The walk around the grounds is signposted and the Documentation Centre houses a worthy permanent collection entitled “Fascination and Terror” with relics and information about the area, the initial concepts and construction plans for Hitler’s vision of a utopian Germany, one which was so far removed to what Germans then were experiencing. It also houses an honest account of the rise of Nazism in Germany and particularly Nuremberg which was at the centre of this new fascination with Hitler and Nazism. It focuses primarily on pre-war rise to power, as the Rallies were a show of strength and power not only to the world but to the disenchanted German citizens.
While it is impossible to travel in Germany without being reminded of the Holocaust and the atrocities of war, it is rare and refreshing to see a place dedicated to how and why Nazism was able to flourish in post-war Germany and essentially how it was able to become so powerful.

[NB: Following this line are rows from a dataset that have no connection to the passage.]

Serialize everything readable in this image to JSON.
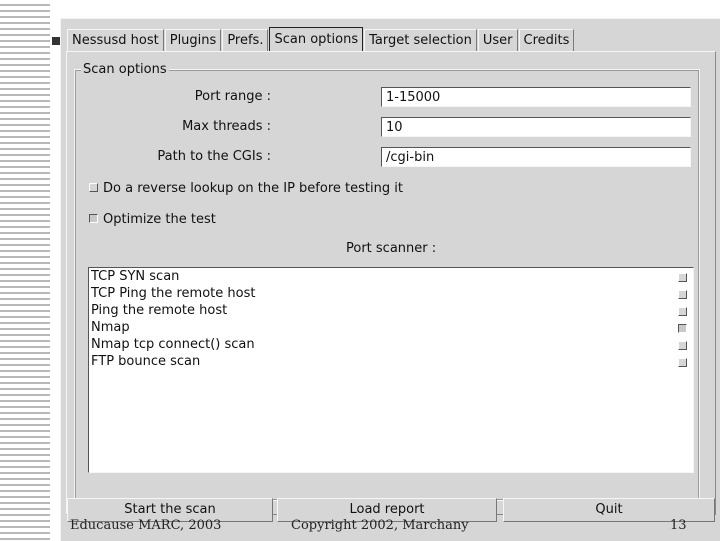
{
  "tabs": [
    {
      "label": "Nessusd host"
    },
    {
      "label": "Plugins"
    },
    {
      "label": "Prefs."
    },
    {
      "label": "Scan options",
      "active": true
    },
    {
      "label": "Target selection"
    },
    {
      "label": "User"
    },
    {
      "label": "Credits"
    }
  ],
  "scan_options": {
    "group_title": "Scan options",
    "port_range": {
      "label": "Port range :",
      "value": "1-15000"
    },
    "max_threads": {
      "label": "Max threads :",
      "value": "10"
    },
    "cgi_path": {
      "label": "Path to the CGIs :",
      "value": "/cgi-bin"
    },
    "reverse_lookup": {
      "label": "Do a reverse lookup on the IP before testing it",
      "checked": false
    },
    "optimize": {
      "label": "Optimize the test",
      "checked": true
    },
    "port_scanner_label": "Port scanner :",
    "scanners": [
      {
        "label": "TCP SYN scan",
        "checked": false
      },
      {
        "label": "TCP Ping the remote host",
        "checked": false
      },
      {
        "label": "Ping the remote host",
        "checked": false
      },
      {
        "label": "Nmap",
        "checked": true
      },
      {
        "label": "Nmap tcp connect() scan",
        "checked": false
      },
      {
        "label": "FTP bounce scan",
        "checked": false
      }
    ]
  },
  "buttons": {
    "start": "Start the scan",
    "load": "Load report",
    "quit": "Quit"
  },
  "footer": {
    "left": "Educause MARC, 2003",
    "center": "Copyright 2002, Marchany",
    "page": "13"
  }
}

While by no means a common travel experience and admittedly a rather grim expedition, Nuremberg provides a unique, historic experience. These are not monuments or dedications’ but simply remains of the Reich’s former glory, where overgrown, unfinished and dilapidated buildings speak for themselves about how the mighty fell. The area provides an insight into the megalomania of Hitler. It exemplifies the extremities of Nazism, the grandeur and extravagance of NS architecture where size and splendour came before cost, logistics and the environment, the latter of which is evident by the sad state of Dutzendteich, where the jetty finishes before the water begins.
Nuremberg is now a peaceful, idyllic town which bustles with visitors in summer and is renowned for having the best Christmas markets in Germany. Most would never imagine this picturesque renaissance town on the River Pegnitz played such a sinister role in one of history’s most horrific periods.